‘Ground zero for PFAS pollution’: the DuPont Washington Works plant in Parkersburg, West Virginia. Photographed on 28 October 2015. Photo by Maddie McGarvey/The Washington Post via Getty Images Synthetics created in the 20th century have become an evolutionary force, altering human biology and the web of life by Rebecca Altman has a PhD in environmental sociology. She is writing an intimate history of plastics, a hybrid memoir-sociology of the material her father once made. She lives in Providence, Rhode Island. Edited by Pam Weintraub In September 1938, the fall before the New York World’s Fair opened, a 5,000-year time capsule was planted 50 … Continue reading Time-bombing the future
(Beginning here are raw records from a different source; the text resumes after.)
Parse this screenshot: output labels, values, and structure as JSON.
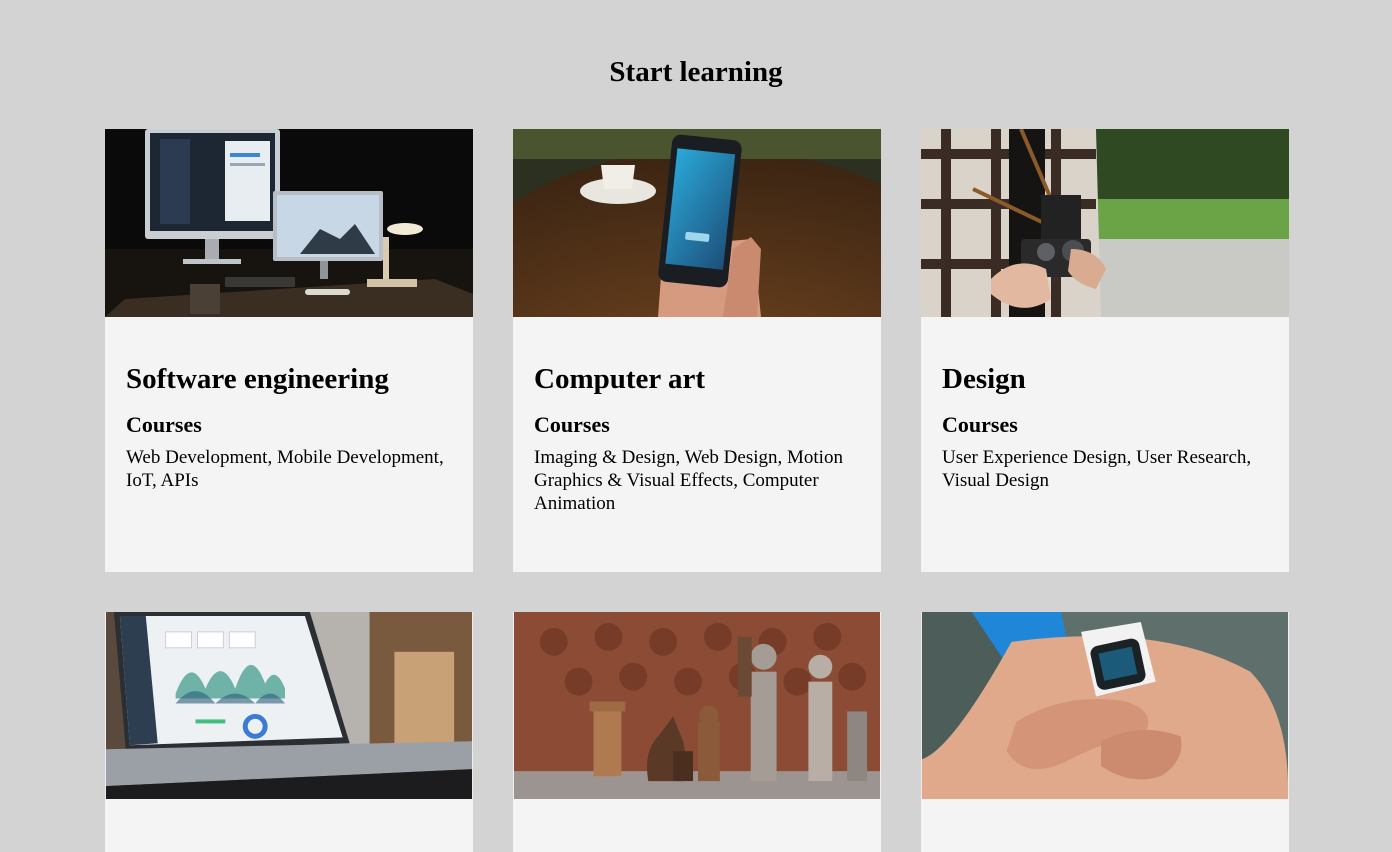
{
  "page": {
    "title": "Start learning"
  },
  "cards": [
    {
      "title": "Software engineering",
      "courses_label": "Courses",
      "courses": "Web Development, Mobile Development, IoT, APIs",
      "image": "desk-computers-photo"
    },
    {
      "title": "Computer art",
      "courses_label": "Courses",
      "courses": "Imaging & Design, Web Design, Motion Graphics & Visual Effects, Computer Animation",
      "image": "phone-in-hand-photo"
    },
    {
      "title": "Design",
      "courses_label": "Courses",
      "courses": "User Experience Design, User Research, Visual Design",
      "image": "camera-in-hands-photo"
    },
    {
      "image": "laptop-dashboard-photo"
    },
    {
      "image": "chess-pieces-photo"
    },
    {
      "image": "smartwatch-wrist-photo"
    }
  ],
  "colors": {
    "page_background": "#d3d3d3",
    "card_background": "#f4f4f4"
  }
}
by: Ethan Huff (Natural News) The next time you spot a security dog at the airport, chances are it’ll be some kind of cuddly breed with floppy ears. That’s because the U.S. Transportation Security Administration (TSA) has decided that dogs with pointy ears are too “scary” for travelers – particularly younger travelers. While the TSA isn’t officially changing its dog policy to avoid breeds like German Shepherds in favor of, say, Labradors, the federal agency has indicated that it’s going to focus on maintaining a “floppy ear” force wherever possible so as to avoid “scar[ing] children.” “We’ve made a conscious effort in TSA … to … Continue reading CANINE RACISM alive and well at the TSA as “pointy-eared” dogs get banned because snowflake children find them “scary”
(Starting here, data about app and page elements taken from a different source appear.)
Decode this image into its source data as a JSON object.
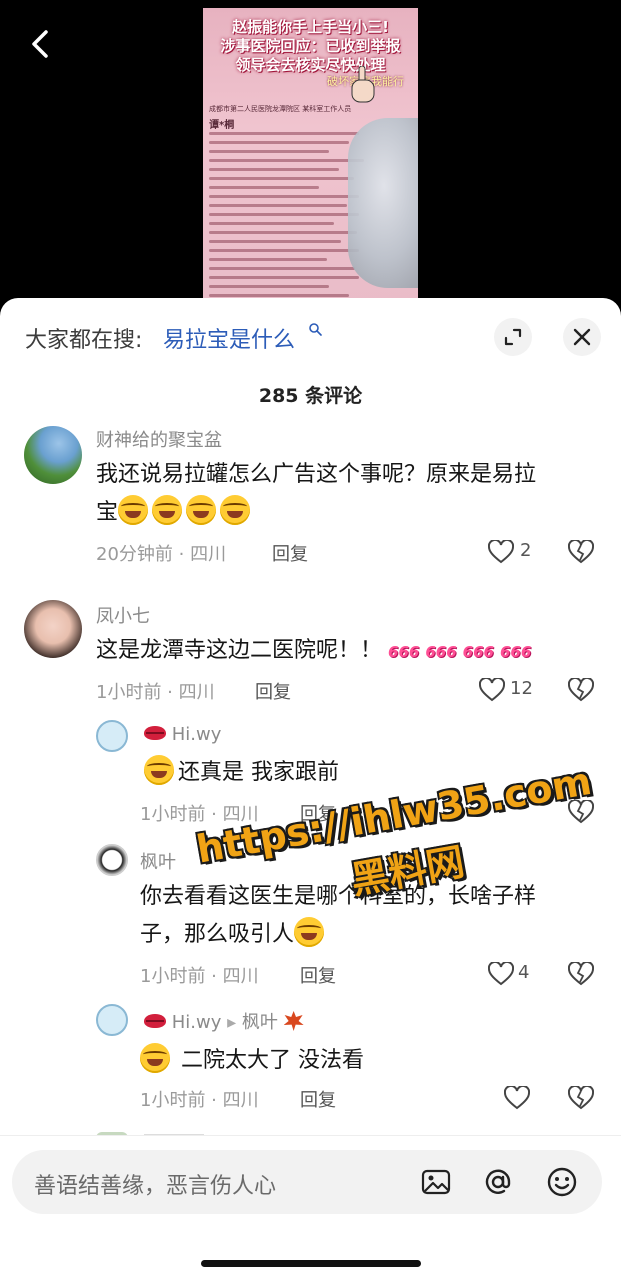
{
  "video": {
    "title_line1": "赵振能你手上手当小三!",
    "title_line2": "涉事医院回应：已收到举报",
    "title_line3": "领导会去核实尽快处理",
    "yellow_caption": "破坏家庭我能行",
    "org": "成都市第二人民医院龙潭院区 某科室工作人员",
    "name": "谭*桐"
  },
  "search": {
    "prefix": "大家都在搜:",
    "term": "易拉宝是什么"
  },
  "comment_count": "285 条评论",
  "comments": [
    {
      "user": "财神给的聚宝盆",
      "text": "我还说易拉罐怎么广告这个事呢？原来是易拉",
      "text2": "宝",
      "time": "20分钟前 · 四川",
      "reply": "回复",
      "likes": "2"
    },
    {
      "user": "凤小七",
      "text": "这是龙潭寺这边二医院呢！！",
      "tags": [
        "666",
        "666",
        "666",
        "666"
      ],
      "time": "1小时前 · 四川",
      "reply": "回复",
      "likes": "12"
    },
    {
      "user": "Hi.wy",
      "text": "还真是 我家跟前",
      "time": "1小时前 · 四川",
      "reply": "回复",
      "likes": "4"
    },
    {
      "user": "枫叶",
      "reply_to": "Hi.wy",
      "text": "你去看看这医生是哪个科室的，长啥子样",
      "text2": "子，那么吸引人",
      "time": "1小时前 · 四川",
      "reply": "回复",
      "likes": "4"
    },
    {
      "user": "Hi.wy",
      "reply_to": "枫叶",
      "text": "二院太大了 没法看",
      "time": "1小时前 · 四川",
      "reply": "回复",
      "likes": ""
    }
  ],
  "watermark": {
    "url": "https://ihlw35.com",
    "label": "黑料网"
  },
  "input": {
    "placeholder": "善语结善缘，恶言伤人心"
  }
}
THOMAS PETER / REUTERS Readers consider why many ultrarich people aren’t satisfied with their wealth—and discuss how to make America more equitable. The Reason Many Ultrarich People Aren’t Satisfied With Their Wealth Recently, Joe Pinsker talked to a handful of experts about why many ultrarich people are motivated to accumulate more and more wealth. There are two central questions people ask themselves when determining whether they’re satisfied, one researcher explained: Am I doing better than I was before? and Am I doing better than other people? My grown sons and I have often discussed the puzzle of the wealthy who … Continue reading Letters: ‘The Puzzle of the Wealthy’
by Isaac Davis, Staff Writer Waking Times Most people really have no idea how this country is legally constructed and how this affects our relationships with other nations in the world. So much of what we have been taught to believe about the so-called ‘democracy’ is utterly false, and in order to truly understand why things are the way they are, with so much debt, war and tyranny, you need to know these 30 facts. This list was compiled and edited by A. True Ott, PhD, and was originally posted at his site, here. In order to understand what is REALLY going on covertly, “behind … Continue reading 30 STARTLING AND LITTLE KNOWN FACTS ABOUT AMERICA
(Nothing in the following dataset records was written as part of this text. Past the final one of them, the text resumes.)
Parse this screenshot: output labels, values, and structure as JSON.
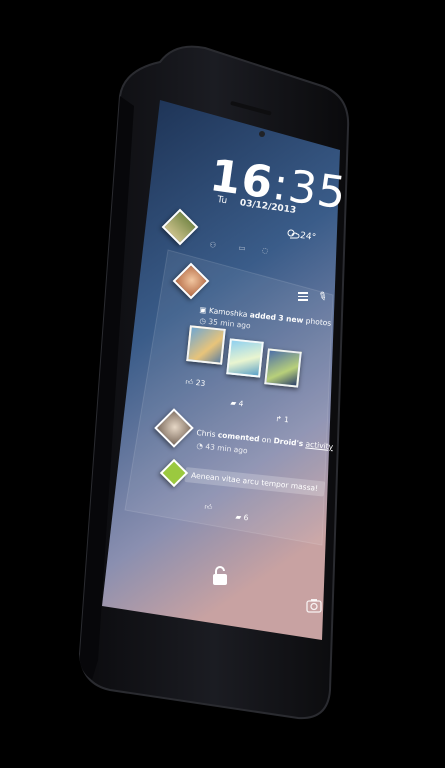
{
  "status": {
    "time_hours": "16",
    "time_colon": ":",
    "time_minutes": "35",
    "day": "Tu",
    "date": "03/12/2013",
    "temperature": "24°"
  },
  "feed": {
    "post1": {
      "author": "Kamoshka",
      "action": "added",
      "object": "3 new",
      "object_suffix": "photos",
      "time": "35 min ago",
      "likes": "23",
      "comments": "4",
      "shares": "1"
    },
    "post2": {
      "author": "Chris",
      "action": "comented",
      "on": "on",
      "target": "Droid's",
      "target_suffix": "activity",
      "time": "43 min ago",
      "quote": "Aenean vitae arcu tempor massa!",
      "likes": "",
      "comments": "6"
    }
  },
  "colors": {
    "screen_top": "#1d3558",
    "screen_mid": "#3b5d8a",
    "screen_bottom": "#c09aa3",
    "phone_body": "#141519",
    "accent": "#ffffff"
  },
  "icons": [
    "lock-icon",
    "camera-icon",
    "weather-icon",
    "menu-icon",
    "pencil-icon",
    "like-icon",
    "comment-icon",
    "share-icon",
    "image-icon",
    "clock-icon",
    "android-icon"
  ]
}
Julie Creffield, creator of the blog Too Fat to Run from London, runs in Central Park on November 2, 2018 in New York. (Photo by AFP) Americans have got fatter over the past two decades, adding girth to their bellies and even growing fractionally shorter on average, according to federal health data released Thursday. The report gave no specific reasons for the trends, which come as no surprise as the nation battles with an ongoing obesity epidemic and a record 40 percent of Americans are considered obese. Average weight, waist circumference, and body mass index (BMI) in adults have increased … Continue reading Americans grown fatter, shorter since 1999: US data
STEPHEN BRASHEAR / GETTY It won’t be the poor. by SIDNEY FUSSELL Of the most popular coffee shops in San Francisco’s Financial District, only one is manned by a robot. Every morning, in a glass-and-wood booth on the corner of One Bush Street, customers queue around a whirring hydraulic arm, waiting for it to serve them cappuccino. It’s an odd sight. Cafe X has three San Francisco locations, and all are cashless and fully automated, with orders taken via app. The one I pass on the way to work each morning is mere steps away from Amazon’s cashless Go store, … Continue reading Who Wins When Cash Is No Longer King?